=== Task requirements ===
Pick every line out of the entries below that has the string "pseudocode", and copy it.

** Material to process follows **

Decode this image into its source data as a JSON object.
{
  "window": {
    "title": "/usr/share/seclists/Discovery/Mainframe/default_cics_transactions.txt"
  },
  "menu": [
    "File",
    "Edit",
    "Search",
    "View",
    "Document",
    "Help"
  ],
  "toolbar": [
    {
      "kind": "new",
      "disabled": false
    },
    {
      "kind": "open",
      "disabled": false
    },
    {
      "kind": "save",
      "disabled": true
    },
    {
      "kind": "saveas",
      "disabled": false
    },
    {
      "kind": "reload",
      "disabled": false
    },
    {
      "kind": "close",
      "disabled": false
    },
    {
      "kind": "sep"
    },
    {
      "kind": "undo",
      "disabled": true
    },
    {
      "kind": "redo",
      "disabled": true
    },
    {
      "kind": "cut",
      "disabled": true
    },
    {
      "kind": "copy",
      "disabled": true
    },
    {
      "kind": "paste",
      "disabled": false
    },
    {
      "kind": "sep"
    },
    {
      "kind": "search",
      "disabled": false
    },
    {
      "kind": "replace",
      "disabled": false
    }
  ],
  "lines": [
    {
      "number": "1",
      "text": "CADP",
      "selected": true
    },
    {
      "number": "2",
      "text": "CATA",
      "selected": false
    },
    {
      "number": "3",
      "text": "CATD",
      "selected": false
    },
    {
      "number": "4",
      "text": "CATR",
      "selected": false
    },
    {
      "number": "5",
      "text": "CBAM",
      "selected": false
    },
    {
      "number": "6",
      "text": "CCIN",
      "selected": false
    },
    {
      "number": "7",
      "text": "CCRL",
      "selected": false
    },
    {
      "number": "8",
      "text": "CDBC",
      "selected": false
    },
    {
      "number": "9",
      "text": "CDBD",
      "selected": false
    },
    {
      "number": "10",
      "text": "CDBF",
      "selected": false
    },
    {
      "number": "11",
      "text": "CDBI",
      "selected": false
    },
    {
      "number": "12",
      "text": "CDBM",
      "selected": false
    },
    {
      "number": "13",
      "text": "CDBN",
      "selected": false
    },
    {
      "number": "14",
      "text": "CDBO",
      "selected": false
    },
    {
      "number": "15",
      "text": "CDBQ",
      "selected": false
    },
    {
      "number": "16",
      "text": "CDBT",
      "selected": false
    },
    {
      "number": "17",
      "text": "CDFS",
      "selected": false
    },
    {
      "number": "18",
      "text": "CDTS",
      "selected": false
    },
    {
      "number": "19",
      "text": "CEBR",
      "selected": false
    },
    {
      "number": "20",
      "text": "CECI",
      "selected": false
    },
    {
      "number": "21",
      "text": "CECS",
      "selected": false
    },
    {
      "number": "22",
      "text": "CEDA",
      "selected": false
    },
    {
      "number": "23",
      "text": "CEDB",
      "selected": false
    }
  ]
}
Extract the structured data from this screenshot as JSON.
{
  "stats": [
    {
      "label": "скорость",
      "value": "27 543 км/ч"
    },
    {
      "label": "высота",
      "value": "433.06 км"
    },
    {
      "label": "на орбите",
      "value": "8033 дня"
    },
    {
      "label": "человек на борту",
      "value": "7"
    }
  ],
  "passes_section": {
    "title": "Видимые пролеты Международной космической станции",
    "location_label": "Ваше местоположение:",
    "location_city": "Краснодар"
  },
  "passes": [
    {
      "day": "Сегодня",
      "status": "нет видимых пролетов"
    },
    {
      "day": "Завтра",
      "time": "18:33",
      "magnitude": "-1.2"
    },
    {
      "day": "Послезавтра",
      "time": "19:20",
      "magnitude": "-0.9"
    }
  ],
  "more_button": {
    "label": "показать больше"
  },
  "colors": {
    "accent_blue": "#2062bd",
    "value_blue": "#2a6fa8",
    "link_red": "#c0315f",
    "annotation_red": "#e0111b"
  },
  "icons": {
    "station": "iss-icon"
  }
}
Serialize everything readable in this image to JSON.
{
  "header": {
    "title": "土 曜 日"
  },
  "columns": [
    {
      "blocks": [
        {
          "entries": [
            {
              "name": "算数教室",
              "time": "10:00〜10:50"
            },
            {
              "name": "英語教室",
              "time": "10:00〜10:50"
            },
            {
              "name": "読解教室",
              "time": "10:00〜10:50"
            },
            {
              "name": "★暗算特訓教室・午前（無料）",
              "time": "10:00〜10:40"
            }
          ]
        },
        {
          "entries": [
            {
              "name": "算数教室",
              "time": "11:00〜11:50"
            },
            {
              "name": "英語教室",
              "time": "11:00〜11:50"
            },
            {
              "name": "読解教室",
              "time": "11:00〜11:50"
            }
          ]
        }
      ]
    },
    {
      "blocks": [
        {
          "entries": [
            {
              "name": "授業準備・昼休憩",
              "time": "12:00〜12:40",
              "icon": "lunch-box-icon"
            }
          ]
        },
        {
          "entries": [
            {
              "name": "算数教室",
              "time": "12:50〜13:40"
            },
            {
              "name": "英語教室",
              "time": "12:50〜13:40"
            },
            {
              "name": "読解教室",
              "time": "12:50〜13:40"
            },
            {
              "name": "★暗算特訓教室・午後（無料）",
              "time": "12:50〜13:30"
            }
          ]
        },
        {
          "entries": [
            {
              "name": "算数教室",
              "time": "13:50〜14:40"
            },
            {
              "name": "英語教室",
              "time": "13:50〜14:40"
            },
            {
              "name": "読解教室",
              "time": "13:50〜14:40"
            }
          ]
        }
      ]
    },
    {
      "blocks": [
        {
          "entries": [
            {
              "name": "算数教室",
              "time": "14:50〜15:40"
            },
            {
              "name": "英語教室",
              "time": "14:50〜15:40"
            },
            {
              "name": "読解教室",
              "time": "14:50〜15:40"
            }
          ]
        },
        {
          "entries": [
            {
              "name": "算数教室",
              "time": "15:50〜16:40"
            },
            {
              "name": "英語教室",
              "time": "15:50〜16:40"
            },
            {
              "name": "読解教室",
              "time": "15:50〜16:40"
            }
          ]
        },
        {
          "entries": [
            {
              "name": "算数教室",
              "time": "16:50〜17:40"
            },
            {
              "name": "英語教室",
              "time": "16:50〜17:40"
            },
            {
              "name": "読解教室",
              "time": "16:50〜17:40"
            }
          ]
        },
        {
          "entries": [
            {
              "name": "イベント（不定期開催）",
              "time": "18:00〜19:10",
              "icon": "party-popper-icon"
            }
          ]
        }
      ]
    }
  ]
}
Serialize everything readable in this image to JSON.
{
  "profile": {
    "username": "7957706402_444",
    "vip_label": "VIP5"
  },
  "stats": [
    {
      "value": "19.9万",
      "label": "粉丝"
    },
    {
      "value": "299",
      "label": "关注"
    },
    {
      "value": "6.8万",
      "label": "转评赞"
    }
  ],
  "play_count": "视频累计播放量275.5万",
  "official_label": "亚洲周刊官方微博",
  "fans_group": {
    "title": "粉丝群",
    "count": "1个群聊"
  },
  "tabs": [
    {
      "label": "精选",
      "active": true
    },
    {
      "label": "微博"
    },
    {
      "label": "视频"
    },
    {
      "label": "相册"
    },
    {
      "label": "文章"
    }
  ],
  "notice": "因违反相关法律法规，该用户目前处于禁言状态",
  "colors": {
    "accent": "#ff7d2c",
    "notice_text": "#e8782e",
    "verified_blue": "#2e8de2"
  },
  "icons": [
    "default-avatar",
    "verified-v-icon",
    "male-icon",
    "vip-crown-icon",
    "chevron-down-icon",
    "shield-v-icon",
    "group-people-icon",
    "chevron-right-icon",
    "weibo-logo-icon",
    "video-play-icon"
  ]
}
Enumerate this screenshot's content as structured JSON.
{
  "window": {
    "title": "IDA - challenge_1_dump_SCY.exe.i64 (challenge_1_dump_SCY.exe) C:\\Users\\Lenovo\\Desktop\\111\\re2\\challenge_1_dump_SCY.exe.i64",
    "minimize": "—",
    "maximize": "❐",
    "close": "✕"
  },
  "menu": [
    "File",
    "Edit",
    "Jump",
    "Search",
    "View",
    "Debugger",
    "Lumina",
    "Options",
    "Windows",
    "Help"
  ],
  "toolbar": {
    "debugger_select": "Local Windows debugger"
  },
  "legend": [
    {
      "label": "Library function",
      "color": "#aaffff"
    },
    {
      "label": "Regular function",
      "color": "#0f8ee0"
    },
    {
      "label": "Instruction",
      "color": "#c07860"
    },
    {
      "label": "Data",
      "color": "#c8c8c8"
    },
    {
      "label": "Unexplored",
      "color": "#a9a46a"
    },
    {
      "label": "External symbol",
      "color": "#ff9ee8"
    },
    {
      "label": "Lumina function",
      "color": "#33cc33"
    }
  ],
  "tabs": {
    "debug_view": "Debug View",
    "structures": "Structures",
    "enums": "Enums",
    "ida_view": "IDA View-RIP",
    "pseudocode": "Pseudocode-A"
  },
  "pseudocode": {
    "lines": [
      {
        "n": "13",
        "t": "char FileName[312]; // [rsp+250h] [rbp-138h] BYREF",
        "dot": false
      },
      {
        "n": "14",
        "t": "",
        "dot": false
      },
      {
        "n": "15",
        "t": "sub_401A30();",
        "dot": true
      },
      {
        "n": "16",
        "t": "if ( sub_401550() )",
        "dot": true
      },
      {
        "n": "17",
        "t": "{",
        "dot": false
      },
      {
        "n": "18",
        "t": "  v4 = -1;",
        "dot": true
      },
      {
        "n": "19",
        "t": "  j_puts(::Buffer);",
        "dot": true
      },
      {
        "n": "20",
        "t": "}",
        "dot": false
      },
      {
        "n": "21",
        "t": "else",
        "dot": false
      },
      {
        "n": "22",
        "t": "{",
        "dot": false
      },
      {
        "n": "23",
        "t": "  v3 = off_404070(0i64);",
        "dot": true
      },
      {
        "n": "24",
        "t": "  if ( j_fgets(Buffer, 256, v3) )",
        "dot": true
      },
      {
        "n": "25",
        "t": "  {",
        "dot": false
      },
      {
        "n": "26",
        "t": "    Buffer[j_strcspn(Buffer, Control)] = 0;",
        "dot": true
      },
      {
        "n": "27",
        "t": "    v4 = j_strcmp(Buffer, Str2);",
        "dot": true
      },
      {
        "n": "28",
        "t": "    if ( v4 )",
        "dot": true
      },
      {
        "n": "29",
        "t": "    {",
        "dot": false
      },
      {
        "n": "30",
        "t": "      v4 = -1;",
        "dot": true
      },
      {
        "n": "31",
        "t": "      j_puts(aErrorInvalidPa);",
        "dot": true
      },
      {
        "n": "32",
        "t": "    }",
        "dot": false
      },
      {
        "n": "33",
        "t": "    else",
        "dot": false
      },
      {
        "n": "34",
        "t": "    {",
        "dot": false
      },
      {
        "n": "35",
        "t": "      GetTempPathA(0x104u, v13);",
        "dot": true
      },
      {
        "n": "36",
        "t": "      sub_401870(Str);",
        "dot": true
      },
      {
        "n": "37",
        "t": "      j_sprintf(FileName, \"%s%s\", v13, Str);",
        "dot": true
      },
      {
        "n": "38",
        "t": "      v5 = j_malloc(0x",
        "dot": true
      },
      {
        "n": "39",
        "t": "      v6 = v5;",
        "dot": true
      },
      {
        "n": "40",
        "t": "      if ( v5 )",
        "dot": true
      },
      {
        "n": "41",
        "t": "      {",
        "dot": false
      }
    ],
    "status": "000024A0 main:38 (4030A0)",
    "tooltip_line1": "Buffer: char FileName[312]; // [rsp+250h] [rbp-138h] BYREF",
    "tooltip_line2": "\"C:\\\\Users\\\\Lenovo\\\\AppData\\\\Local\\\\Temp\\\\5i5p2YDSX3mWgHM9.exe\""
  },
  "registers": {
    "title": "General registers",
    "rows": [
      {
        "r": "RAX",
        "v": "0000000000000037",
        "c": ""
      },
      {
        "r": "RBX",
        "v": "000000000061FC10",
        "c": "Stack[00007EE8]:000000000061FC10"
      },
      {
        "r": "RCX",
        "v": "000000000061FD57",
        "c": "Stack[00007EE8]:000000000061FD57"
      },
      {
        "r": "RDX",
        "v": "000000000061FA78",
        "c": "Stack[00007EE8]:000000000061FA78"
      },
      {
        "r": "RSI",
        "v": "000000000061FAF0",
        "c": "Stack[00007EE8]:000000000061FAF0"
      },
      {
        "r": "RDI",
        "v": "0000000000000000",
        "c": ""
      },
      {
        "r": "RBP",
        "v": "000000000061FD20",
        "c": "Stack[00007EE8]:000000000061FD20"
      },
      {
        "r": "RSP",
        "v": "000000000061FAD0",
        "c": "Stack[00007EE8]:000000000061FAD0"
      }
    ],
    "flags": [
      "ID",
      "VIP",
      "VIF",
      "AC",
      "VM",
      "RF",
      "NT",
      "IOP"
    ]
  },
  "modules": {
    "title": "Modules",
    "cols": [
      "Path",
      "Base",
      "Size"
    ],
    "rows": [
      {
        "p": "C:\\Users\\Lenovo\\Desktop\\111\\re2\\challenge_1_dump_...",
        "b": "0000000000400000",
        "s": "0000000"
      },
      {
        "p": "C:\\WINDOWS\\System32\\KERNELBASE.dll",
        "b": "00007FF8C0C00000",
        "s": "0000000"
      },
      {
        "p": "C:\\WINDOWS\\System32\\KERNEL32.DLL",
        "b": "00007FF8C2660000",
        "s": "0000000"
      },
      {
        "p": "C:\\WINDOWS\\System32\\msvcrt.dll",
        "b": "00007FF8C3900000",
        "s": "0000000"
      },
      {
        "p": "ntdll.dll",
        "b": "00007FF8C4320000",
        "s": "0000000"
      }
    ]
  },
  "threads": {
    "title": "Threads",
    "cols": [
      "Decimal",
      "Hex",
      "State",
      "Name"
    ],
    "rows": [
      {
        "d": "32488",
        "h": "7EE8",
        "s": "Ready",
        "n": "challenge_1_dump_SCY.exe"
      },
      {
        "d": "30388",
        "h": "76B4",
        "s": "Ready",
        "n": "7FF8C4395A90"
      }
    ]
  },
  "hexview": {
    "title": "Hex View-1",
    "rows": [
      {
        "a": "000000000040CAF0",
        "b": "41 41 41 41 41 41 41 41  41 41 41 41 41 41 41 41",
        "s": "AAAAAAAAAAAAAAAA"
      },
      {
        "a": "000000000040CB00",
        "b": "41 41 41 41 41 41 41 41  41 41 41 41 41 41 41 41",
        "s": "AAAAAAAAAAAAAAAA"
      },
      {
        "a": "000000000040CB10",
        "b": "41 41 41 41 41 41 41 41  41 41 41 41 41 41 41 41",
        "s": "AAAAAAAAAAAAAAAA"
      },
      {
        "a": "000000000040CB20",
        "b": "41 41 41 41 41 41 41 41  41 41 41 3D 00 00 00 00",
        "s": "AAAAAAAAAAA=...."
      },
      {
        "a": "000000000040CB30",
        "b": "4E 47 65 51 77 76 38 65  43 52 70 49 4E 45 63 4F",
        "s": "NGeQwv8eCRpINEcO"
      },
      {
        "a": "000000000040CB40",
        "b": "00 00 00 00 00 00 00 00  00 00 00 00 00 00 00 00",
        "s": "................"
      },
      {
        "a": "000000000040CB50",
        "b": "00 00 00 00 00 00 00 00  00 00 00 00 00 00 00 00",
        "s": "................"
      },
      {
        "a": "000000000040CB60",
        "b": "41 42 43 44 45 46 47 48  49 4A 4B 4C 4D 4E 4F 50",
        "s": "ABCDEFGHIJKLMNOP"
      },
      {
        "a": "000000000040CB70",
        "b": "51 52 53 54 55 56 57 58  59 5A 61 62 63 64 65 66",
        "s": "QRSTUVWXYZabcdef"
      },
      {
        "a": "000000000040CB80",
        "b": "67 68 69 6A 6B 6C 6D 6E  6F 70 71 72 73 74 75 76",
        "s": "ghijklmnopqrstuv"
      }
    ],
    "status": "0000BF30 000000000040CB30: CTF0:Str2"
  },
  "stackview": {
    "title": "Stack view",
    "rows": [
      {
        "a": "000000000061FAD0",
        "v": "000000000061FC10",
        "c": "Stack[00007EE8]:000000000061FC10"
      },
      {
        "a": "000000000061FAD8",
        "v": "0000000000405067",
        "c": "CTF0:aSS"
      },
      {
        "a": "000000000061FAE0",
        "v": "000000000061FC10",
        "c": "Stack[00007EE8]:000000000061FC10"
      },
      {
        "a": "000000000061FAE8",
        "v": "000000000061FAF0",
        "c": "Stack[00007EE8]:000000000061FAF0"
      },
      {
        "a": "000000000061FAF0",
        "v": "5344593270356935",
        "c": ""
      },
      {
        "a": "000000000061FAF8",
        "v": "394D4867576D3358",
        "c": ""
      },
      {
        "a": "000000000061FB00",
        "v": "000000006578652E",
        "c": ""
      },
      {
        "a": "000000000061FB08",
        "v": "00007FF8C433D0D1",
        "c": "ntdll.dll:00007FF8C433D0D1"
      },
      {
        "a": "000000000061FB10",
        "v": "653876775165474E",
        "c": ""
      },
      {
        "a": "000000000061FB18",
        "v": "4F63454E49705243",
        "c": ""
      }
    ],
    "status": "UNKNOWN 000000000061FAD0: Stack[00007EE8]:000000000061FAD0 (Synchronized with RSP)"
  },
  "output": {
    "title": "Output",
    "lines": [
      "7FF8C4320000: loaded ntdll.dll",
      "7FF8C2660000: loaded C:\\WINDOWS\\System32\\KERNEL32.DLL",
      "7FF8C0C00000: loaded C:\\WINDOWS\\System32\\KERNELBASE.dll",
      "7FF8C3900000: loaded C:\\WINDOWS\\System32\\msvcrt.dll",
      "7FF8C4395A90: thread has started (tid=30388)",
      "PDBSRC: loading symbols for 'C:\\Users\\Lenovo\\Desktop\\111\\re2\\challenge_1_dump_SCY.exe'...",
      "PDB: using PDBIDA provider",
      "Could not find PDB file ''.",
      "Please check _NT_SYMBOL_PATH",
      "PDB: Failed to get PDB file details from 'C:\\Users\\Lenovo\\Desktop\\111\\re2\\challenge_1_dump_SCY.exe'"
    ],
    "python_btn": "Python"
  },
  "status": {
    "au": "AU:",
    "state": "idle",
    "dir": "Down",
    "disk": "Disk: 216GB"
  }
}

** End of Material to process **

=== Solution for this exercise ===
    "pseudocode": "Pseudocode-A"
  "pseudocode": {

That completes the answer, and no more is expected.